As a teen growing up the adults books I remember reading are I Know Why the Caged Bird Sings, Crime and Punishment, and others by Dostoevsky. I also read a ton of Harlequin Romances, as a guilty pleasure. But my overall favorite writer was John Steinbeck. Knowing he was dead, I knew exactly how many books he had written, and stopped myself from reading them all in two months as I wanted to have some to read later. I savored his books. My favorite Steinbeck was East of Eden; I recommend this title to teen readers today. Interestingly, the teens I serve are not a bit interested in I Know Why the Caged Bird Sings. I don’t think I’ve gotten one girl to read that book the entire 13 years I’ve worked with girls in detention. Dostoevsky either. All of the adult books I read as a teen have a profound impact on me today. I feel connected to both Steinbeck and Angelou, I can relate to Dostoevsky, and what I do in the world is intimately connected to these three writers.
As for Harlequin Romances, these have also impacted my work as a librarian. I would say I judged Harlequins as “trashy novels” which I saw as useful for fun and not much else. Then I read Infidel, a memoir by Ayaan Hirsi Ali, who grew up in a strict Muslim country where books were rarely available. She credits Harlequins for awakening her to a dangerous and empowering concept, even a feminist one. This opened my mind up to the power of books and reading in a way that I hadn’t been open to before. Ali says:

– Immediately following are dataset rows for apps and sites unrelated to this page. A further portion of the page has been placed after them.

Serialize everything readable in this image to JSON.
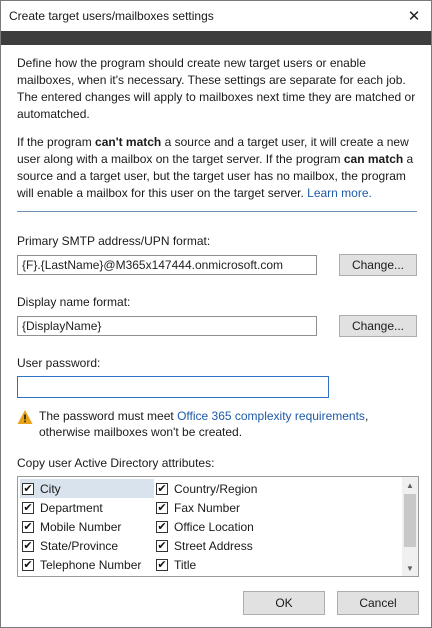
{
  "window": {
    "title": "Create target users/mailboxes settings",
    "close": "✕"
  },
  "intro": {
    "text": "Define how the program should create new target users or enable mailboxes, when it's necessary. These settings are separate for each job. The entered changes will apply to mailboxes next time they are matched or automatched."
  },
  "match_info": {
    "part1": "If the program ",
    "bold1": "can't match",
    "part2": " a source and a target user, it will create a new user along with a mailbox on the target server. If the program ",
    "bold2": "can match",
    "part3": " a source and a target user, but the target user has no mailbox, the program will enable a mailbox for this user on the target server. ",
    "link": "Learn more."
  },
  "smtp": {
    "label": "Primary SMTP address/UPN format:",
    "value": "{F}.{LastName}@M365x147444.onmicrosoft.com",
    "change_label": "Change..."
  },
  "display_name": {
    "label": "Display name format:",
    "value": "{DisplayName}",
    "change_label": "Change..."
  },
  "password": {
    "label": "User password:",
    "value": ""
  },
  "warning": {
    "part1": "The password must meet ",
    "link": "Office 365 complexity requirements",
    "part2": ", otherwise mailboxes won't be created."
  },
  "attributes": {
    "label": "Copy user Active Directory attributes:",
    "items": [
      {
        "label": "City",
        "checked": true
      },
      {
        "label": "Country/Region",
        "checked": true
      },
      {
        "label": "Department",
        "checked": true
      },
      {
        "label": "Fax Number",
        "checked": true
      },
      {
        "label": "Mobile Number",
        "checked": true
      },
      {
        "label": "Office Location",
        "checked": true
      },
      {
        "label": "State/Province",
        "checked": true
      },
      {
        "label": "Street Address",
        "checked": true
      },
      {
        "label": "Telephone Number",
        "checked": true
      },
      {
        "label": "Title",
        "checked": true
      }
    ]
  },
  "footer": {
    "ok": "OK",
    "cancel": "Cancel"
  },
  "colors": {
    "link": "#1e5aa8",
    "dark_band": "#3d3d3d",
    "focus_border": "#2e72c4",
    "warning": "#e8a317"
  },
  "icons": {
    "close": "close-icon",
    "warning": "warning-icon",
    "check": "checkmark-icon"
  }
}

” …the allure of romance called to us from the pages of books. In school we read good books, Charlotte Bronte, Jane Austen, and Daphne du Maurier; out of school, Halwa’s sisters kept us supplied with cheap Harlequins. These were trashy soap opera-like novels, but they were exciting – sexually exciting. And buried in all of these books was a message: women had a choice. Heroines fell in love, they fought off family obstacles and questions of wealth and status, and they married the man they chose.

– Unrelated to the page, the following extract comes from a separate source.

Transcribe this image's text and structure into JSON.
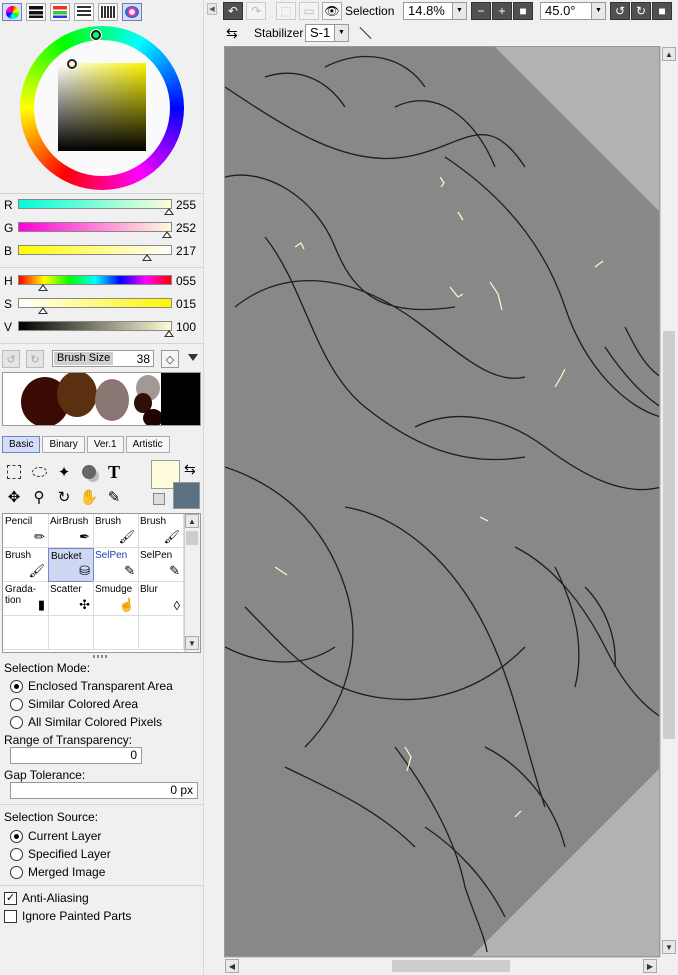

Most of my Muslim classmates were steeped in these cheap paperbacks, and they made us all unhappy. We, too, wanted to fall in love, with men we imagined in our bed at night. Nobody wanted to get married to a stranger chosen by her father. But we knew that the best we could was simply stave off the inevitable.”
Ali goes on to do a lot more than stave off the inevitable – she refutes the entire notion of arranged marriage and becomes an Infidel. The power of Harlequins read as a teen!
Harlequin-esque type books have also played a part in understanding my family. I grew up separated from my birth family: when I contacted my father in 1986 I was astounded to learn that not only are the entire family readers and writers, but that Emily Cheney Neville was my aunt. Emily is the author one of my most beloved and read-over-and-over-again favorite books growing up: It’s Like This Cat. My aunt won the Newbery award for this book in 1964 . Goosebumps. Even more goosebumps when you know that the book won the award as it was essentially the first children’s books considered “gritty” at the time. It dealt with an inner city boy who had a challenging relationship with his father. Her books have been praised by critics for their emphasis on realism and honest depiction of adolescent life, especially urban life. The ending was considered controversial at the time, as it wasn’t happy. (Uh – wow, basically the type of books this blog features).
When I met my cousin Marcy, Emily’s daughter, we were discussing traits of the men in our family. Marcy told me there was actually a Harlequin – esque romance written about the Cheney men: The Vow, By Lindsay Chase. The brothers owned a silk mill and were stoic and hard to read, but of course had scores of passionate women interested in them. I immediately went out to buy and read it; it was the first of it’s kind I read as an adult after my teen forays.